Women’s title match to headline Mania - Joan Jett to perform
Finally, this week we heard that the Women’s title match will headline Wrestlemania, and while this was covered on Raw, I do feel it is worth further attention. Having a women’s match headline Wrestlemania even five years ago would have been laughed out of the room at the suggestion stage, such is the strides that the division has made in terms of star power. While some would prefer a straight singles match between Lynch and Rousey I can absolutely see why the company have chosen this route and all three are there on merit. Rousey has elevated the star power of the division, bringing legitimacy and aura that no-one else can match. Becky has brought the most compelling babyface in WWE, and one of the strongest characters the company have which has rocketed her stock in the process. Finally, Charlotte has been the most consistent performer of any gender that WWE has, and arguably has carried much of the revolution over the hard yards since she arrived on the main roster. She has also been a fantastic heel in the past few months and her presence adds assurance of quality. This match should be excellent and the buzz around it is palpable. While WWE may use the “women’s revolution” as a buzzword and an exercise in PR, that should not take away from the achievement of these three women, and the division as a whole. This is the biggest match in WWE right now, and I personally can’t wait to see it.

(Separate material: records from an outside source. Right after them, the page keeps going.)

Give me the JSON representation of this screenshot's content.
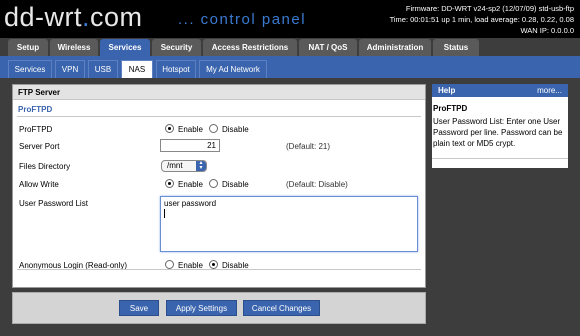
{
  "header": {
    "logo_main": "dd-wrt",
    "logo_dot": ".",
    "logo_com": "com",
    "subtitle": "... control panel",
    "firmware": "Firmware: DD-WRT v24-sp2 (12/07/09) std-usb-ftp",
    "time": "Time: 00:01:51 up 1 min, load average: 0.28, 0.22, 0.08",
    "wan_ip": "WAN IP: 0.0.0.0"
  },
  "main_tabs": [
    "Setup",
    "Wireless",
    "Services",
    "Security",
    "Access Restrictions",
    "NAT / QoS",
    "Administration",
    "Status"
  ],
  "sub_tabs": [
    "Services",
    "VPN",
    "USB",
    "NAS",
    "Hotspot",
    "My Ad Network"
  ],
  "section": {
    "title": "FTP Server",
    "legend": "ProFTPD"
  },
  "form": {
    "proftpd_label": "ProFTPD",
    "proftpd_enable": "Enable",
    "proftpd_disable": "Disable",
    "port_label": "Server Port",
    "port_value": "21",
    "port_default": "(Default: 21)",
    "files_label": "Files Directory",
    "files_value": "/mnt",
    "allow_write_label": "Allow Write",
    "allow_write_enable": "Enable",
    "allow_write_disable": "Disable",
    "allow_write_default": "(Default: Disable)",
    "user_pw_label": "User Password List",
    "user_pw_value": "user password",
    "anon_label": "Anonymous Login (Read-only)",
    "anon_enable": "Enable",
    "anon_disable": "Disable"
  },
  "buttons": {
    "save": "Save",
    "apply": "Apply Settings",
    "cancel": "Cancel Changes"
  },
  "help": {
    "title": "Help",
    "more": "more...",
    "heading": "ProFTPD",
    "text": "User Password List: Enter one User Password per line. Password can be plain text or MD5 crypt."
  },
  "colors": {
    "accent": "#3a64ad",
    "header_bg": "#000000",
    "page_bg": "#3d3d3d"
  }
}
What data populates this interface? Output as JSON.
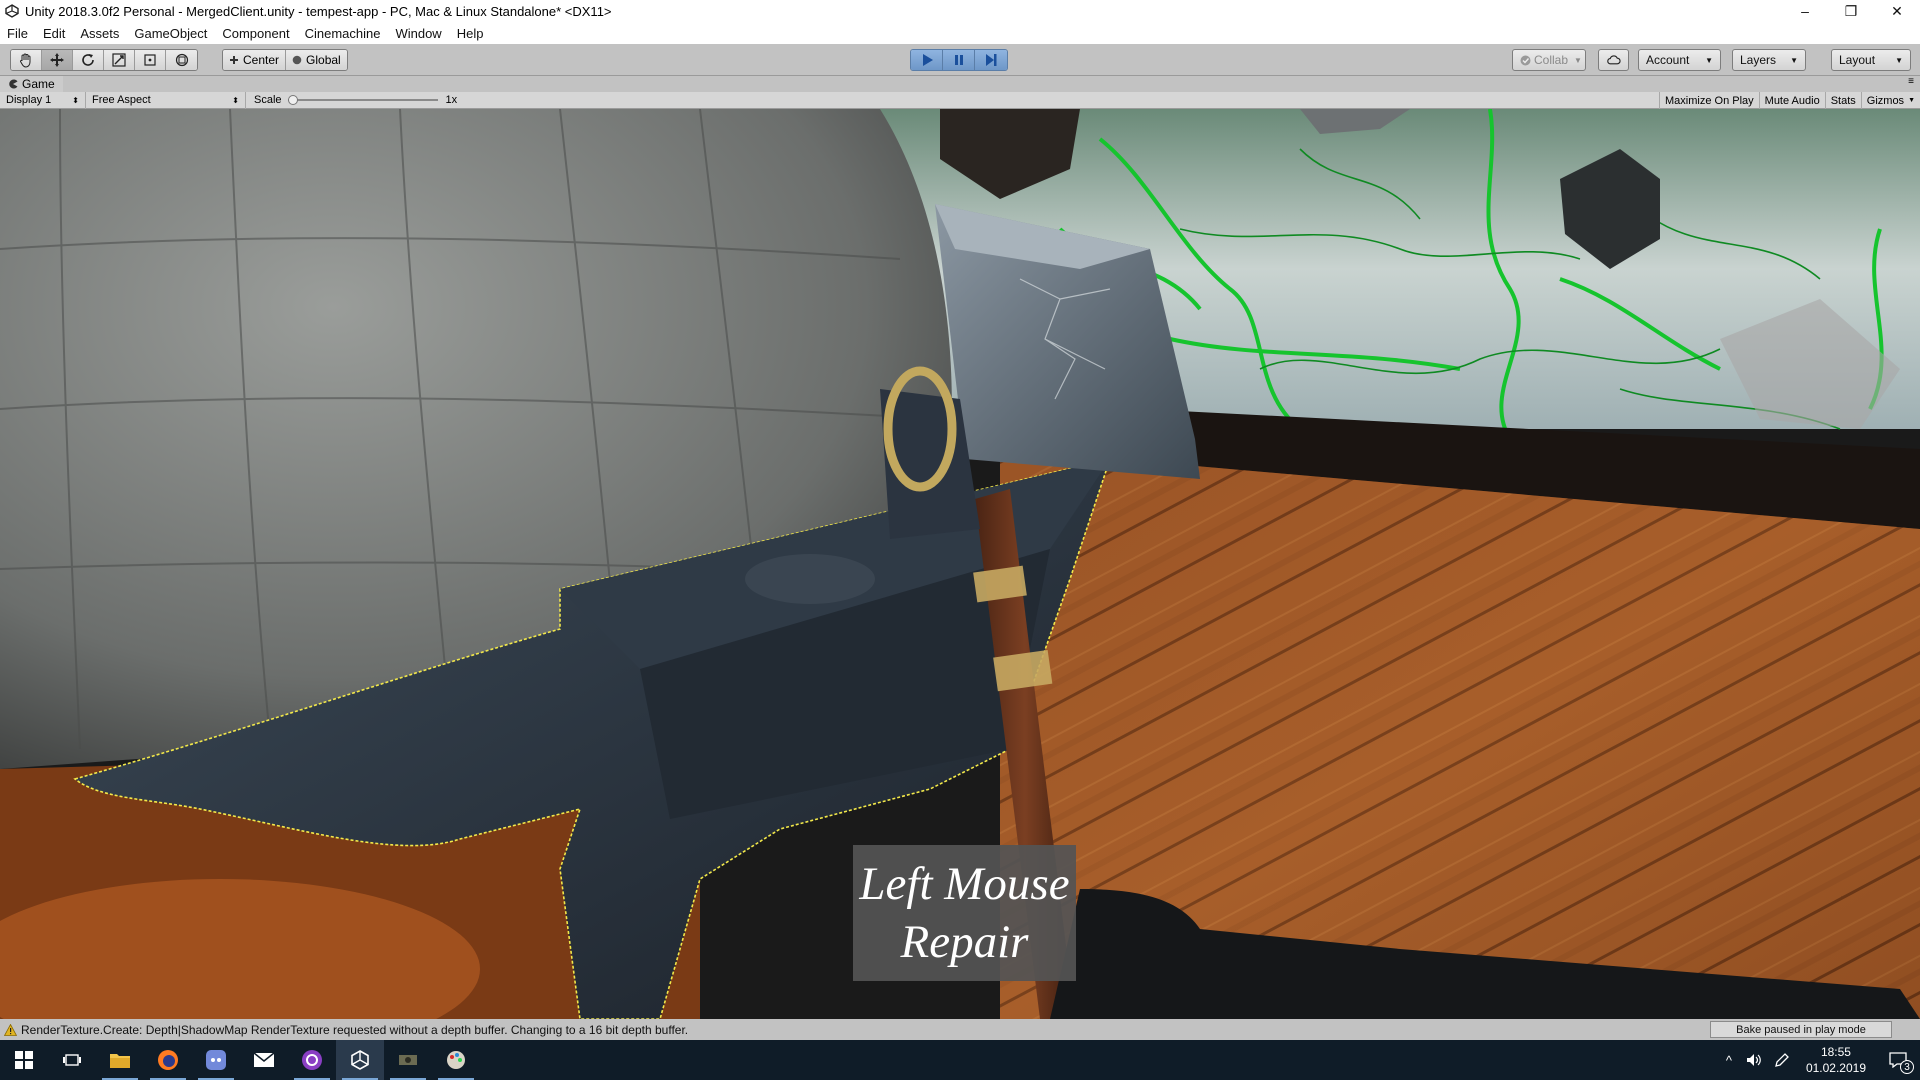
{
  "window": {
    "title": "Unity 2018.3.0f2 Personal - MergedClient.unity - tempest-app - PC, Mac & Linux Standalone* <DX11>",
    "controls": [
      "–",
      "❐",
      "✕"
    ]
  },
  "menu": [
    "File",
    "Edit",
    "Assets",
    "GameObject",
    "Component",
    "Cinemachine",
    "Window",
    "Help"
  ],
  "toolbar": {
    "tools": [
      "hand-tool",
      "move-tool",
      "rotate-tool",
      "scale-tool",
      "rect-tool",
      "transform-tool"
    ],
    "pivot": "Center",
    "space": "Global",
    "collab": "Collab",
    "account": "Account",
    "layers": "Layers",
    "layout": "Layout"
  },
  "game_view": {
    "tab": "Game",
    "display": "Display 1",
    "aspect": "Free Aspect",
    "scale_label": "Scale",
    "scale_value": "1x",
    "toggles": [
      "Maximize On Play",
      "Mute Audio",
      "Stats",
      "Gizmos"
    ]
  },
  "scene": {
    "prompt_line1": "Left Mouse",
    "prompt_line2": "Repair"
  },
  "status": {
    "message": "RenderTexture.Create: Depth|ShadowMap RenderTexture requested without a depth buffer. Changing to a 16 bit depth buffer.",
    "bake": "Bake paused in play mode"
  },
  "taskbar": {
    "time": "18:55",
    "date": "01.02.2019",
    "notifications": "3"
  }
}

Also announced this week, was the appearance of one Joan Jett at Wrestlemania to perform Ronda Rousey’s theme live. The former Runaways star is a household name, so securing her to be part of the event is a great move by WWE, but I also like that it adds an extra layer to the match. Rousey is being presented in some quarters as WWE’s biggest star, and having her given a special entrance of her own is indicative of this, further adding to the idea the company don’t want Lynch to win and become the face of the company. It’s a subtle thing, but the more layers of storytelling the better for such a huge main event. Also, Joan Jett is ace, so this should be superb.
Well, that is it from me for this week. I will be back at the same time next week with a look at the final build to Wrestlemania on Raw and Smackdown, as well as whatever major stories break in the next seven days. In the meantime, keep it locked here at Screenjabber for all the best movie, Blu-ray, DVD and video game reviews, as well as all the latest news, podcasts and more. Until next time, so long folks.